Even if a child is "passionate" about toilets... that could still turn into a future genius.
Can you imagine squashing that out of him?
It isn't just sad. It also turns kids into passionless zombies and mindless hoop jumpers.It robs them of the chance to develop coping and resilience skills. As I wrote in When "Achievement" is Toxic: Raising Resilient Children,
When you're willing to drop everything in your life -- whether a social, professional, personal or spousal commitment -- to hover over your child and insulate them from small failures and minor consequences, two very bad things happen:
1. You send a powerful social signal that failure is not acceptable. Ever. You send the message that this one high school quiz is more important than your job, your clients, your relationships -- your anything! Failure is the end of the world. It won't matter if you say to your child, "I love you for who you are, regardless of your grades," if your actions scream otherwise.
2. You rob them of the chance to develop coping skills. You rob them the chance to ask themselves, "What did I do wrong? What can I do differently next time?" You rob them of the realization, "Wow. I really didn't give that my best effort, and it showed. Maybe I should prepare more or differently next time." You rob them of the chance to feel a little bit of anger, a little bit of hurt, even a little bit of shame -- and then learn how to deal with these complicated and painful emotions. So, now, how are they supposed to deal with a major hurt, such as not getting into their first-choice school, having their heart broken or getting cut from JV their senior year (or, God forbid, a serious injury or illness)? Read more >

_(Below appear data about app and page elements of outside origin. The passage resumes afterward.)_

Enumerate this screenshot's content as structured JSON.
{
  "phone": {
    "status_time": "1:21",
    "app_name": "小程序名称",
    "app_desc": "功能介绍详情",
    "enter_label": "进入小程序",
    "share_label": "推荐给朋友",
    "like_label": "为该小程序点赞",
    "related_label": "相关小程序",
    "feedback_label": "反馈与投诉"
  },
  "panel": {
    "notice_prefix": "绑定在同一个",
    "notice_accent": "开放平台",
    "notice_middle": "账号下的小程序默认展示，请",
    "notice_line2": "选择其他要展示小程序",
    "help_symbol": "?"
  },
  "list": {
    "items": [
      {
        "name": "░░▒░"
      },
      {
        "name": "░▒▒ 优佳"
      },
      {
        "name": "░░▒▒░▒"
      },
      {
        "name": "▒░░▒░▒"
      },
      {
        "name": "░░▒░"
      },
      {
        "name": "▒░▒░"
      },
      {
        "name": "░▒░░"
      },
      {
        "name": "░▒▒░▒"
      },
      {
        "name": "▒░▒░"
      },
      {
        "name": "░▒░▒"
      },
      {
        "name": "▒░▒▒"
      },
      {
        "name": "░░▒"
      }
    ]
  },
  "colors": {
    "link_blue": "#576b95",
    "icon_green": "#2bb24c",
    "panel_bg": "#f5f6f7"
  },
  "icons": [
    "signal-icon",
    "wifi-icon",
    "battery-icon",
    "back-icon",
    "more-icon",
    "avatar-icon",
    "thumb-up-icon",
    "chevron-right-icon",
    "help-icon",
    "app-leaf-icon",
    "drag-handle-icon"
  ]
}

This is exactly why so many students are showing up for college -- even top schools like Stanford -- completely unprepared to deal with... anything.
That is why former Stanford dead Julie Lythcott-Haims wrote her bestselling book, How to Raise An Adult: Break Free of the Overparenting Trap and Prepare Your Kid for Success.
Everyone should read this ASAP.
I also love Free-Range Kids: How to Raise Safe, Self-Reliant Kids (Without Going Nuts With Worry), by Lenore Skenazy:
And! Lea Water's BRAND NEW, hot-off-the-press, #1 new release, The Strength Switch: How The New Science of Strength-Based Parenting Can Help Your Child and Your Teen to Flourish:
Remember: all of the skills I said kids aren't learning because of helicopter parenting. They're skills. It's not too late.
Parenting is also a skill. None of us is perfect -- and learning when and how to let go is the first big step towards helping your child be happier (and smarter, and more successful).
About the Author
Eva is a content specialist with a passion for play, travel... and a little bit of girl power. Read more >
Want to support The Happy Talent? CLICK HERE!
Or Find me on Patreon!
What's Popular on The Happy Talent:
Trending in Dating and Relationships:
What's Popular in Science:
Playfulness and Leisure Skills:
Popular in Psychology and Social Skills: